Prolongation of Cardiac Allograft Survival by Endometrial Regenerative Cells: Focusing on B-Cell Responses.


PMID 28297571

Abstract

Endometrial regenerative cells (ERCs) have been recently evaluated as an attractive candidate source for emerging stem cell therapies in immunosuppression, but their role in immunoregulation is not fully understood. The present study was designed to investigate their effects, especially on B-cell responses in heart transplantation. In this study, ERCs were noninvasively obtained from menstrual blood. Heart transplantation was performed between C57BL/6 (H-2(b) ) donor mice and BALB/c (H-2(d) ) recipients.

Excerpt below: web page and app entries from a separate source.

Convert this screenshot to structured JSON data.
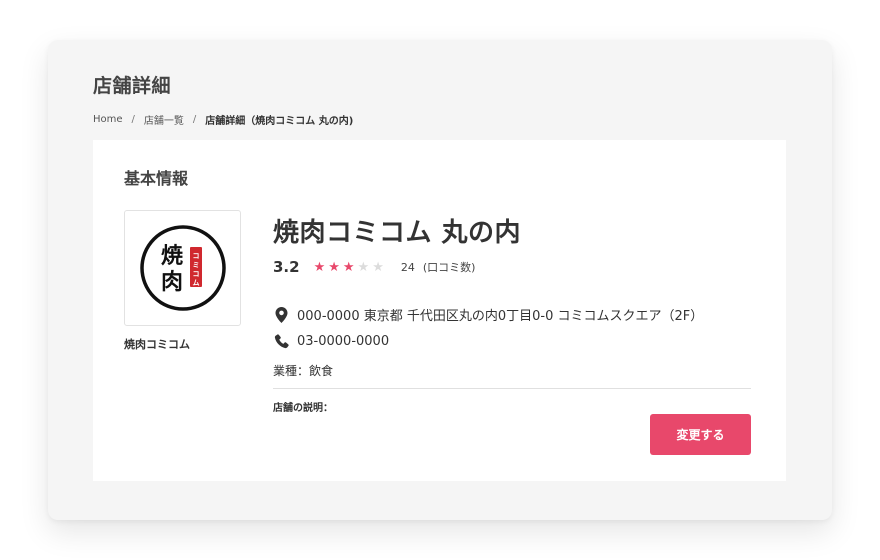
{
  "page": {
    "title": "店舗詳細"
  },
  "breadcrumb": {
    "items": [
      "Home",
      "店舗一覧",
      "店舗詳細（焼肉コミコム 丸の内)"
    ],
    "separator": "/"
  },
  "section": {
    "title": "基本情報"
  },
  "logo": {
    "main_text": "焼肉",
    "badge_text": "コミコム",
    "caption": "焼肉コミコム"
  },
  "store": {
    "name": "焼肉コミコム 丸の内",
    "rating": "3.2",
    "rating_value": 3.2,
    "stars_filled": 3,
    "stars_total": 5,
    "review_count": "24",
    "review_label": "(口コミ数)",
    "address": "000-0000 東京都 千代田区丸の内0丁目0-0 コミコムスクエア（2F）",
    "phone": "03-0000-0000",
    "genre_label": "業種：",
    "genre_value": "飲食",
    "description_label": "店舗の説明："
  },
  "actions": {
    "edit_label": "変更する"
  },
  "icons": {
    "address": "map-pin-icon",
    "phone": "phone-icon",
    "star": "star-icon"
  },
  "colors": {
    "accent": "#e8486b",
    "star_on": "#e8486b",
    "star_off": "#dcdcdc",
    "logo_red": "#d0282e"
  }
}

B-cell activation and antibody levels were determined using fluorescence-activated cell sorting, enzyme-linked immunosorbent assay and ELISpot. In this study, we demonstrated that ERCs negatively regulated B-cell maturation and activation in vitro without affecting their viability. ERC treatment prolonged cardiac allograft survival in mice, which was correlated with a decrease in IgM and IgG deposition and circulating antidonor antibodies, as well as with reduction in frequencies of antidonor antibody-secreting CD19(+) B cells. In addition, upon ex vivo stimulation, B cells from ERC-treated heart transplant recipients had impaired proliferation capacity and produced less IgM and IgG antibody. Moreover, ERC treatment of mice receiving ovalbumin (OVA)-aluminum hydroxide vaccine resulted in significant lower numbers of anti-OVA IgG antibody-secreting splenic B cells and lower anti-OVA antibody titres. Our results indicate that therapeutic effects of ERCs may be attributed at least in part by their B-cell suppression and humoral response inhibition, suggesting the potential use of ERCs for attenuating antibody-mediated allograft rejection. Stem Cells Translational Medicine 2017;6:778-787.